Quantum gravity is a much-sought-after theory. Its purpose is to reconcile Einstein`s General Relativity with quantum physics, the most advanced theory describing the fundamental forces in Nature, with the exception of gravity. Quantum gravity supposes that space is granular on the smallest of scales. In a similar way, for example, a beach appears smooth from a distance but is actually composed of individual pieces of sand. Hyper, a mission currently under study at ESA would attempt to detect the quantum granularity of space, as one of its investigations into gravity. Looking further into the future, ESA has taken the first steps in defining a mission which would examine directly the Pioneer anomaly.

With this series of missions, ESA will carry out a unique investigation into the very nature of gravity. This may well provide the next fundamental breakthrough in our understanding of the Universe.

Dr Michael Perryman | alfa
Further information:
http://www.esa.int

More articles from Physics and Astronomy:

nachricht UNLV study unlocks clues to how planets form
13.12.2018 | University of Nevada, Las Vegas

nachricht Unprecedented Views of the Birth of Planets
13.12.2018 | Universität Heidelberg

All articles from Physics and Astronomy >>>

The most recent press releases about innovation >>>

Die letzten 5 Focus-News des innovations-reports im Überblick:

Im Focus: An energy-efficient way to stay warm: Sew high-tech heating patches to your clothes

Personal patches could reduce energy waste in buildings, Rutgers-led study says

What if, instead of turning up the thermostat, you could warm up with high-tech, flexible patches sewn into your clothes - while significantly reducing your...

Im Focus: Lethal combination: Drug cocktail turns off the juice to cancer cells

A widely used diabetes medication combined with an antihypertensive drug specifically inhibits tumor growth – this was discovered by researchers from the University of Basel’s Biozentrum two years ago.

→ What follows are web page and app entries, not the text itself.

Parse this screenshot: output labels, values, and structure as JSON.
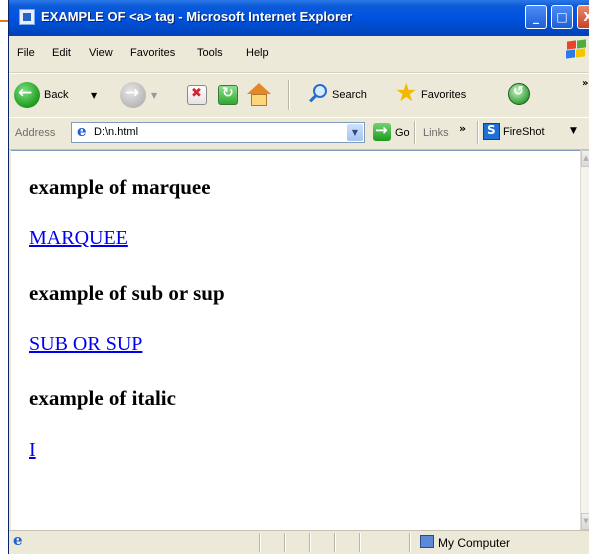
{
  "window": {
    "title": "EXAMPLE OF <a> tag - Microsoft Internet Explorer",
    "buttons": {
      "minimize": "_",
      "maximize": "□",
      "close": "X"
    }
  },
  "menu": [
    "File",
    "Edit",
    "View",
    "Favorites",
    "Tools",
    "Help"
  ],
  "toolbar": {
    "back_label": "Back",
    "search_label": "Search",
    "favorites_label": "Favorites",
    "overflow": "»"
  },
  "address": {
    "label": "Address",
    "value": "D:\\n.html",
    "go_label": "Go",
    "links_label": "Links",
    "links_chevron": "»",
    "fireshot_label": "FireShot"
  },
  "content": {
    "heading_marquee": "example of marquee",
    "link_marquee": "MARQUEE",
    "heading_subsup": "example of sub or sup",
    "link_subsup": "SUB OR SUP",
    "heading_italic": "example of italic",
    "link_italic": "I"
  },
  "status": {
    "zone_label": "My Computer"
  },
  "colors": {
    "titlebar": "#0054e3",
    "link": "#0000ee",
    "chrome": "#ece9d8"
  },
  "icons": [
    "ie-icon",
    "back-icon",
    "forward-icon",
    "stop-icon",
    "refresh-icon",
    "home-icon",
    "search-icon",
    "favorites-star-icon",
    "history-icon",
    "go-icon",
    "fireshot-icon",
    "windows-logo-icon",
    "my-computer-icon"
  ]
}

In a follow-up study, recently published in “Cell Reports”, the scientists report that this drug cocktail induces cancer cell death by switching off their energy supply.

The widely used anti-diabetes drug metformin not only reduces blood sugar but also has an anti-cancer effect. However, the metformin dose commonly used in the...

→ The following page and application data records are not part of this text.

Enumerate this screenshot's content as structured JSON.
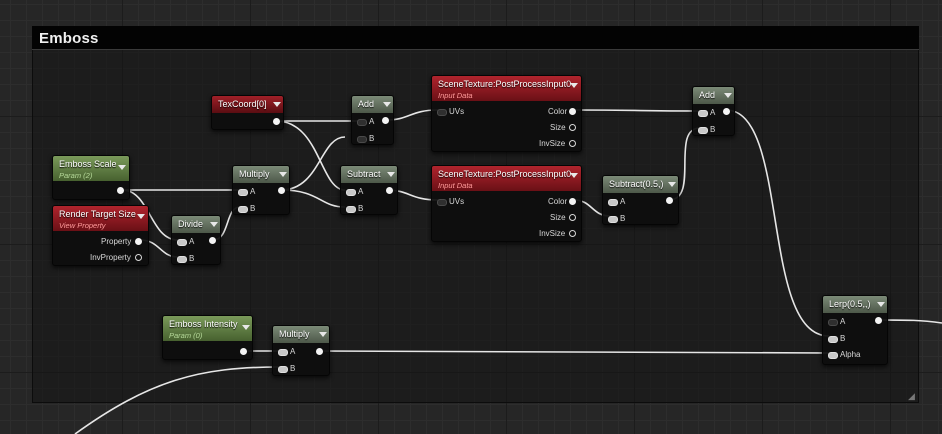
{
  "comment": {
    "title": "Emboss"
  },
  "nodes": {
    "texcoord": {
      "title": "TexCoord[0]"
    },
    "add1": {
      "title": "Add",
      "inputs": [
        "A",
        "B"
      ]
    },
    "scene1": {
      "title": "SceneTexture:PostProcessInput0",
      "subtitle": "Input Data",
      "inputs": [
        "UVs"
      ],
      "outputs": [
        "Color",
        "Size",
        "InvSize"
      ]
    },
    "add2": {
      "title": "Add",
      "inputs": [
        "A",
        "B"
      ]
    },
    "emboss_scale": {
      "title": "Emboss Scale",
      "subtitle": "Param (2)"
    },
    "multiply1": {
      "title": "Multiply",
      "inputs": [
        "A",
        "B"
      ]
    },
    "subtract1": {
      "title": "Subtract",
      "inputs": [
        "A",
        "B"
      ]
    },
    "scene2": {
      "title": "SceneTexture:PostProcessInput0",
      "subtitle": "Input Data",
      "inputs": [
        "UVs"
      ],
      "outputs": [
        "Color",
        "Size",
        "InvSize"
      ]
    },
    "subtract2": {
      "title": "Subtract(0.5,)",
      "inputs": [
        "A",
        "B"
      ]
    },
    "render_target": {
      "title": "Render Target Size",
      "subtitle": "View Property",
      "outputs": [
        "Property",
        "InvProperty"
      ]
    },
    "divide": {
      "title": "Divide",
      "inputs": [
        "A",
        "B"
      ]
    },
    "emboss_intensity": {
      "title": "Emboss Intensity",
      "subtitle": "Param (0)"
    },
    "multiply2": {
      "title": "Multiply",
      "inputs": [
        "A",
        "B"
      ]
    },
    "lerp": {
      "title": "Lerp(0.5,,)",
      "inputs": [
        "A",
        "B",
        "Alpha"
      ]
    }
  },
  "colors": {
    "param_header": "#5e7d43",
    "operator_header": "#5e6b59",
    "scene_texture_header": "#8f1a22",
    "wire": "#e6e6e6"
  }
}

Im Focus: New Foldable Drone Flies through Narrow Holes in Rescue Missions

A research team from the University of Zurich has developed a new drone that can retract its propeller arms in flight and make itself small to fit through narrow gaps and holes. This is particularly useful when searching for victims of natural disasters.

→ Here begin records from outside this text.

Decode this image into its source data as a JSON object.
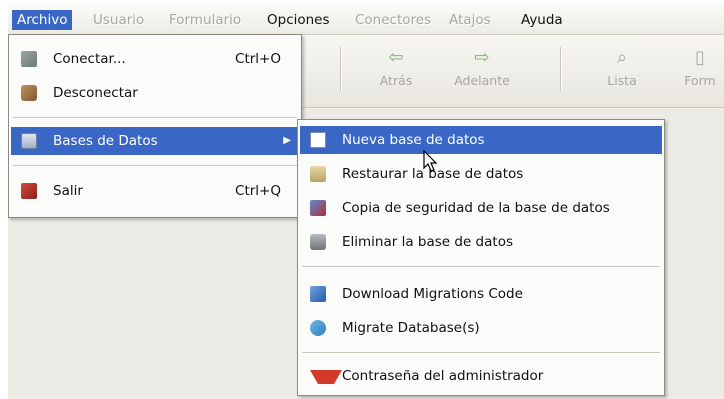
{
  "menubar": {
    "items": [
      {
        "label": "Archivo",
        "state": "active"
      },
      {
        "label": "Usuario",
        "state": "disabled"
      },
      {
        "label": "Formulario",
        "state": "disabled"
      },
      {
        "label": "Opciones",
        "state": "enabled"
      },
      {
        "label": "Conectores",
        "state": "disabled"
      },
      {
        "label": "Atajos",
        "state": "disabled"
      },
      {
        "label": "Ayuda",
        "state": "enabled"
      }
    ]
  },
  "toolbar": {
    "items": [
      {
        "label": "Atrás",
        "icon": "arrow-left-icon"
      },
      {
        "label": "Adelante",
        "icon": "arrow-right-icon"
      },
      {
        "label": "Lista",
        "icon": "magnifier-icon"
      },
      {
        "label": "Form",
        "icon": "form-icon"
      }
    ]
  },
  "archivo_menu": {
    "items": [
      {
        "label": "Conectar...",
        "shortcut": "Ctrl+O",
        "icon": "connect-icon"
      },
      {
        "label": "Desconectar",
        "shortcut": "",
        "icon": "disconnect-icon"
      },
      {
        "label": "Bases de Datos",
        "shortcut": "",
        "icon": "database-icon",
        "submenu": true,
        "highlighted": true
      },
      {
        "label": "Salir",
        "shortcut": "Ctrl+Q",
        "icon": "exit-icon"
      }
    ]
  },
  "bases_submenu": {
    "items": [
      {
        "label": "Nueva base de datos",
        "icon": "new-document-icon",
        "highlighted": true
      },
      {
        "label": "Restaurar la base de datos",
        "icon": "folder-icon"
      },
      {
        "label": "Copia de seguridad de la base de datos",
        "icon": "backup-icon"
      },
      {
        "label": "Eliminar la base de datos",
        "icon": "trash-icon"
      },
      {
        "label": "Download Migrations Code",
        "icon": "download-icon"
      },
      {
        "label": "Migrate Database(s)",
        "icon": "migrate-icon"
      },
      {
        "label": "Contraseña del administrador",
        "icon": "password-icon"
      }
    ]
  },
  "colors": {
    "highlight": "#3a67c5",
    "disabled_text": "#a7a6a0"
  }
}
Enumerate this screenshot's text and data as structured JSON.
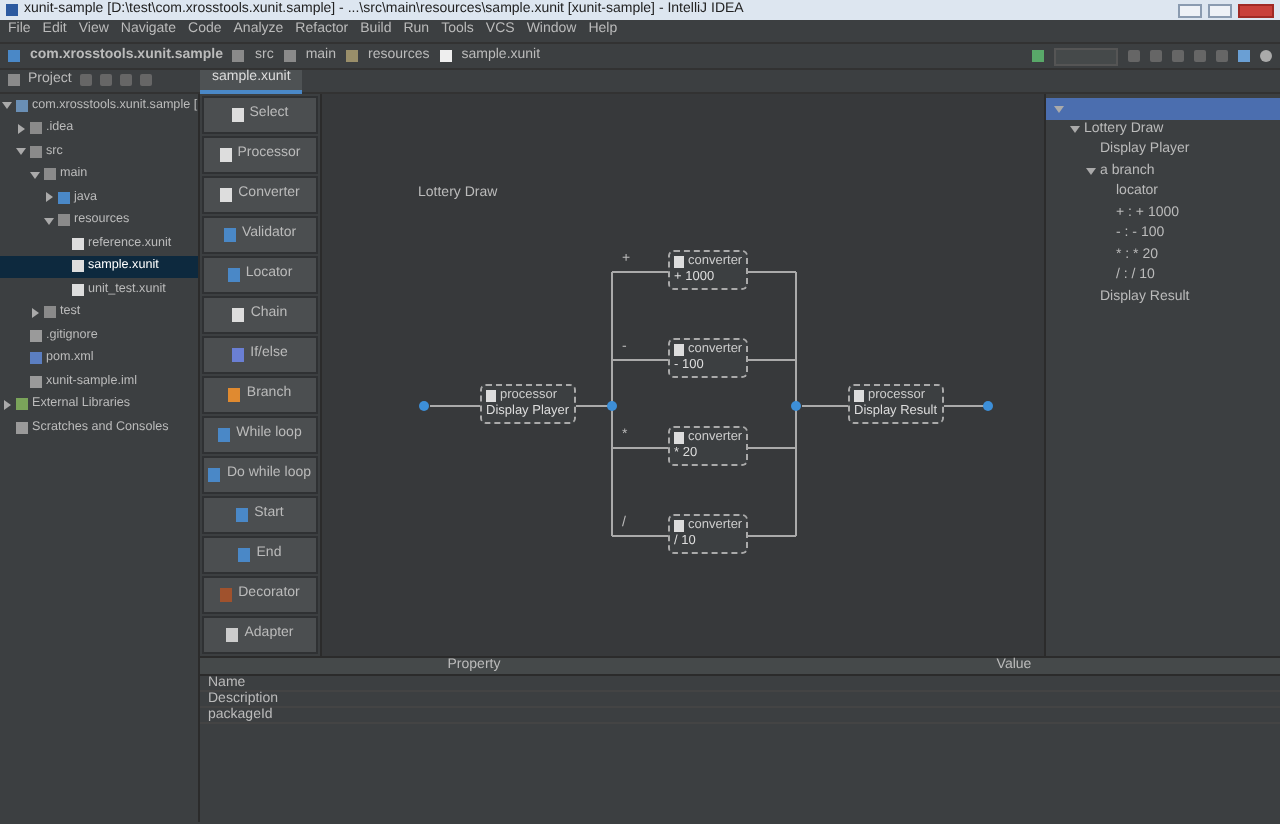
{
  "window": {
    "title": "xunit-sample [D:\\test\\com.xrosstools.xunit.sample] - ...\\src\\main\\resources\\sample.xunit [xunit-sample] - IntelliJ IDEA"
  },
  "menu": [
    "File",
    "Edit",
    "View",
    "Navigate",
    "Code",
    "Analyze",
    "Refactor",
    "Build",
    "Run",
    "Tools",
    "VCS",
    "Window",
    "Help"
  ],
  "breadcrumb": [
    "com.xrosstools.xunit.sample",
    "src",
    "main",
    "resources",
    "sample.xunit"
  ],
  "project_panel": {
    "label": "Project"
  },
  "editor_tabs": [
    {
      "label": "sample.xunit",
      "selected": true
    }
  ],
  "project_tree": [
    {
      "label": "com.xrosstools.xunit.sample [",
      "kind": "module",
      "expanded": true,
      "selected": false,
      "children": [
        {
          "label": ".idea",
          "kind": "folder",
          "expanded": false,
          "selected": false
        },
        {
          "label": "src",
          "kind": "folder",
          "expanded": true,
          "selected": false,
          "children": [
            {
              "label": "main",
              "kind": "folder",
              "expanded": true,
              "selected": false,
              "children": [
                {
                  "label": "java",
                  "kind": "source",
                  "expanded": false,
                  "selected": false
                },
                {
                  "label": "resources",
                  "kind": "folder",
                  "expanded": true,
                  "selected": false,
                  "children": [
                    {
                      "label": "reference.xunit",
                      "kind": "xunit",
                      "selected": false
                    },
                    {
                      "label": "sample.xunit",
                      "kind": "xunit",
                      "selected": true
                    },
                    {
                      "label": "unit_test.xunit",
                      "kind": "xunit",
                      "selected": false
                    }
                  ]
                }
              ]
            },
            {
              "label": "test",
              "kind": "folder",
              "expanded": false,
              "selected": false
            }
          ]
        },
        {
          "label": ".gitignore",
          "kind": "file",
          "selected": false
        },
        {
          "label": "pom.xml",
          "kind": "maven",
          "selected": false
        },
        {
          "label": "xunit-sample.iml",
          "kind": "file",
          "selected": false
        }
      ]
    },
    {
      "label": "External Libraries",
      "kind": "library",
      "expanded": false,
      "selected": false
    },
    {
      "label": "Scratches and Consoles",
      "kind": "scratch",
      "selected": false
    }
  ],
  "palette": [
    {
      "label": "Select",
      "kind": "select"
    },
    {
      "label": "Processor",
      "kind": "doc"
    },
    {
      "label": "Converter",
      "kind": "doc"
    },
    {
      "label": "Validator",
      "kind": "validator"
    },
    {
      "label": "Locator",
      "kind": "locator"
    },
    {
      "label": "Chain",
      "kind": "chain"
    },
    {
      "label": "If/else",
      "kind": "ifelse"
    },
    {
      "label": "Branch",
      "kind": "branch"
    },
    {
      "label": "While loop",
      "kind": "loop"
    },
    {
      "label": "Do while loop",
      "kind": "loop"
    },
    {
      "label": "Start",
      "kind": "start"
    },
    {
      "label": "End",
      "kind": "end"
    },
    {
      "label": "Decorator",
      "kind": "decorator"
    },
    {
      "label": "Adapter",
      "kind": "adapter"
    }
  ],
  "diagram": {
    "title": "Lottery Draw",
    "first": {
      "type": "processor",
      "name": "Display Player"
    },
    "branches": [
      {
        "key": "+",
        "node": {
          "type": "converter",
          "name": "+ 1000"
        }
      },
      {
        "key": "-",
        "node": {
          "type": "converter",
          "name": "- 100"
        }
      },
      {
        "key": "*",
        "node": {
          "type": "converter",
          "name": "* 20"
        }
      },
      {
        "key": "/",
        "node": {
          "type": "converter",
          "name": "/ 10"
        }
      }
    ],
    "last": {
      "type": "processor",
      "name": "Display Result"
    }
  },
  "outline": [
    {
      "selected": true,
      "children": [
        {
          "label": "Lottery Draw",
          "selected": false,
          "children": [
            {
              "label": "Display Player",
              "selected": false
            },
            {
              "label": "a branch",
              "selected": false,
              "children": [
                {
                  "label": "locator",
                  "selected": false
                },
                {
                  "label": "+ : + 1000",
                  "selected": false
                },
                {
                  "label": "- : - 100",
                  "selected": false
                },
                {
                  "label": "* : * 20",
                  "selected": false
                },
                {
                  "label": "/ : / 10",
                  "selected": false
                }
              ]
            },
            {
              "label": "Display Result",
              "selected": false
            }
          ]
        }
      ]
    }
  ],
  "properties": {
    "columns": [
      "Property",
      "Value"
    ],
    "rows": [
      "Name",
      "Description",
      "packageId"
    ]
  }
}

Inspecting a damaged building after an earthquake or during a fire is exactly the kind of job that human rescuers would like drones to do for them. A flying...

Im Focus: Topological material switched off and on for the first time

Key advance for future topological transistors

Over the last decade, there has been much excitement about the discovery, recognised by the Nobel Prize in Physics only two years ago, that there are two types...

Im Focus: Researchers develop method to transfer entire 2D circuits to any smooth surface

What if a sensor sensing a thing could be part of the thing itself? Rice University engineers believe they have a two-dimensional solution to do just that.

Rice engineers led by materials scientists Pulickel Ajayan and Jun Lou have developed a method to make atom-flat sensors that seamlessly integrate with devices...

All Focus news of the innovation-report >>>

Anzeige

Anzeige

VideoLinks
Industry & Economy
Event News

ICTM Conference 2019: Digitization emerges as an engineering trend for turbomachinery construction

12.12.2018 | Event News

New Plastics Economy Investor Forum - Meeting Point for Innovations

10.12.2018 | Event News

EGU 2019 meeting: Media registration now open

06.12.2018 | Event News

 
Latest News

Magic number colloidal clusters

13.12.2018 | Life Sciences

UNLV study unlocks clues to how planets form

13.12.2018 | Physics and Astronomy

Live from the ocean research vessel Atlantis

13.12.2018 | Earth Sciences

VideoLinks
Science & Research
Overview of more VideoLinks >>>